The first batch of migrants was bused to a makeshift tent city in Brooklyn on Sunday and took one look and were ready to leave, according to reports.
Shortly after 12:30 p.m, Sunday, dozens of migrant families arrived at the remote housing site and wanted no part of it upon arrival.
The controversial tent shelter at Brooklyn’s Floyd Bennett Field, which has drawn widespread criticism for its remote location, among many other concerns, is set to house nearly 2,000 migrants, but the first busload abandoned the site after taking a view of it.
“As we have said time and time again, more than 139,500 asylum seekers have moved through our intake system since the spring of 2022, all of whom have been offered vital services,” New York Mayor Eric Adams said in a statement.
New York Gov. Kathy Hochul, who got approval from the Biden administration to use Floyd Bennett Field for migrants, has also called on the feds to do more, but Mayor Adams has assured that precautions are in place to ensure safety at the site.
“But with more than 65,600 migrants still currently in our care, and thousands more continuing to arrive every week, we have used every possible corner of New York City and are quite simply out of good options to shelter migrants,” Adams said.
City officials are also working out the details to ensure that migrant children housed at the site have bus transportation to get to school.
State Assemblywoman Jaime Williams (D-Brooklyn) was at the field Sunday and spoke with a man who told her he was with the city’s Health and Hospitals system and had talked with some of the migrants.
“It’s a disaster waiting to happen,” Williams said in a statement.

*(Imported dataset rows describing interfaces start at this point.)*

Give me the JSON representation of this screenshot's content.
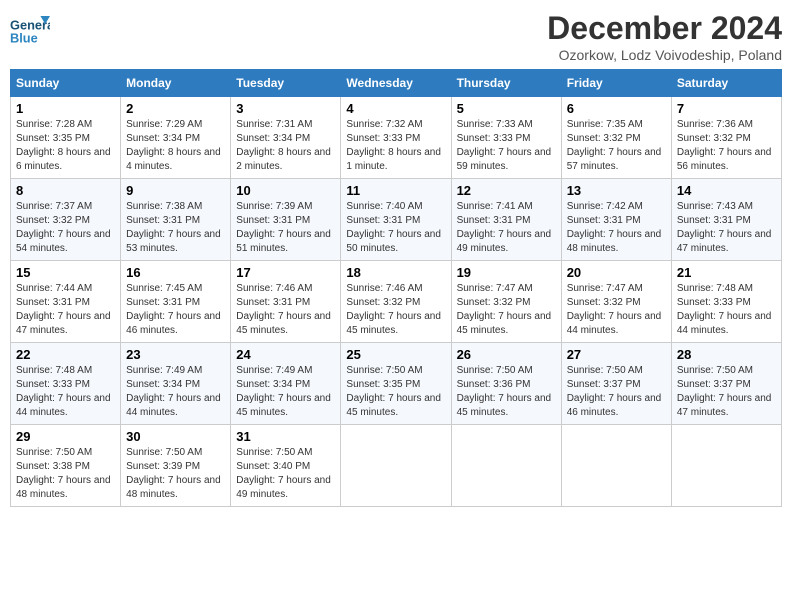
{
  "logo": {
    "general": "General",
    "blue": "Blue"
  },
  "title": "December 2024",
  "subtitle": "Ozorkow, Lodz Voivodeship, Poland",
  "weekdays": [
    "Sunday",
    "Monday",
    "Tuesday",
    "Wednesday",
    "Thursday",
    "Friday",
    "Saturday"
  ],
  "weeks": [
    [
      {
        "day": "1",
        "sunrise": "7:28 AM",
        "sunset": "3:35 PM",
        "daylight": "8 hours and 6 minutes."
      },
      {
        "day": "2",
        "sunrise": "7:29 AM",
        "sunset": "3:34 PM",
        "daylight": "8 hours and 4 minutes."
      },
      {
        "day": "3",
        "sunrise": "7:31 AM",
        "sunset": "3:34 PM",
        "daylight": "8 hours and 2 minutes."
      },
      {
        "day": "4",
        "sunrise": "7:32 AM",
        "sunset": "3:33 PM",
        "daylight": "8 hours and 1 minute."
      },
      {
        "day": "5",
        "sunrise": "7:33 AM",
        "sunset": "3:33 PM",
        "daylight": "7 hours and 59 minutes."
      },
      {
        "day": "6",
        "sunrise": "7:35 AM",
        "sunset": "3:32 PM",
        "daylight": "7 hours and 57 minutes."
      },
      {
        "day": "7",
        "sunrise": "7:36 AM",
        "sunset": "3:32 PM",
        "daylight": "7 hours and 56 minutes."
      }
    ],
    [
      {
        "day": "8",
        "sunrise": "7:37 AM",
        "sunset": "3:32 PM",
        "daylight": "7 hours and 54 minutes."
      },
      {
        "day": "9",
        "sunrise": "7:38 AM",
        "sunset": "3:31 PM",
        "daylight": "7 hours and 53 minutes."
      },
      {
        "day": "10",
        "sunrise": "7:39 AM",
        "sunset": "3:31 PM",
        "daylight": "7 hours and 51 minutes."
      },
      {
        "day": "11",
        "sunrise": "7:40 AM",
        "sunset": "3:31 PM",
        "daylight": "7 hours and 50 minutes."
      },
      {
        "day": "12",
        "sunrise": "7:41 AM",
        "sunset": "3:31 PM",
        "daylight": "7 hours and 49 minutes."
      },
      {
        "day": "13",
        "sunrise": "7:42 AM",
        "sunset": "3:31 PM",
        "daylight": "7 hours and 48 minutes."
      },
      {
        "day": "14",
        "sunrise": "7:43 AM",
        "sunset": "3:31 PM",
        "daylight": "7 hours and 47 minutes."
      }
    ],
    [
      {
        "day": "15",
        "sunrise": "7:44 AM",
        "sunset": "3:31 PM",
        "daylight": "7 hours and 47 minutes."
      },
      {
        "day": "16",
        "sunrise": "7:45 AM",
        "sunset": "3:31 PM",
        "daylight": "7 hours and 46 minutes."
      },
      {
        "day": "17",
        "sunrise": "7:46 AM",
        "sunset": "3:31 PM",
        "daylight": "7 hours and 45 minutes."
      },
      {
        "day": "18",
        "sunrise": "7:46 AM",
        "sunset": "3:32 PM",
        "daylight": "7 hours and 45 minutes."
      },
      {
        "day": "19",
        "sunrise": "7:47 AM",
        "sunset": "3:32 PM",
        "daylight": "7 hours and 45 minutes."
      },
      {
        "day": "20",
        "sunrise": "7:47 AM",
        "sunset": "3:32 PM",
        "daylight": "7 hours and 44 minutes."
      },
      {
        "day": "21",
        "sunrise": "7:48 AM",
        "sunset": "3:33 PM",
        "daylight": "7 hours and 44 minutes."
      }
    ],
    [
      {
        "day": "22",
        "sunrise": "7:48 AM",
        "sunset": "3:33 PM",
        "daylight": "7 hours and 44 minutes."
      },
      {
        "day": "23",
        "sunrise": "7:49 AM",
        "sunset": "3:34 PM",
        "daylight": "7 hours and 44 minutes."
      },
      {
        "day": "24",
        "sunrise": "7:49 AM",
        "sunset": "3:34 PM",
        "daylight": "7 hours and 45 minutes."
      },
      {
        "day": "25",
        "sunrise": "7:50 AM",
        "sunset": "3:35 PM",
        "daylight": "7 hours and 45 minutes."
      },
      {
        "day": "26",
        "sunrise": "7:50 AM",
        "sunset": "3:36 PM",
        "daylight": "7 hours and 45 minutes."
      },
      {
        "day": "27",
        "sunrise": "7:50 AM",
        "sunset": "3:37 PM",
        "daylight": "7 hours and 46 minutes."
      },
      {
        "day": "28",
        "sunrise": "7:50 AM",
        "sunset": "3:37 PM",
        "daylight": "7 hours and 47 minutes."
      }
    ],
    [
      {
        "day": "29",
        "sunrise": "7:50 AM",
        "sunset": "3:38 PM",
        "daylight": "7 hours and 48 minutes."
      },
      {
        "day": "30",
        "sunrise": "7:50 AM",
        "sunset": "3:39 PM",
        "daylight": "7 hours and 48 minutes."
      },
      {
        "day": "31",
        "sunrise": "7:50 AM",
        "sunset": "3:40 PM",
        "daylight": "7 hours and 49 minutes."
      },
      null,
      null,
      null,
      null
    ]
  ]
}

Over 10,100 asylum seekers have come through the city intake center since September 2022. The city has opened 206 sites, including 15 humanitarian relief centers.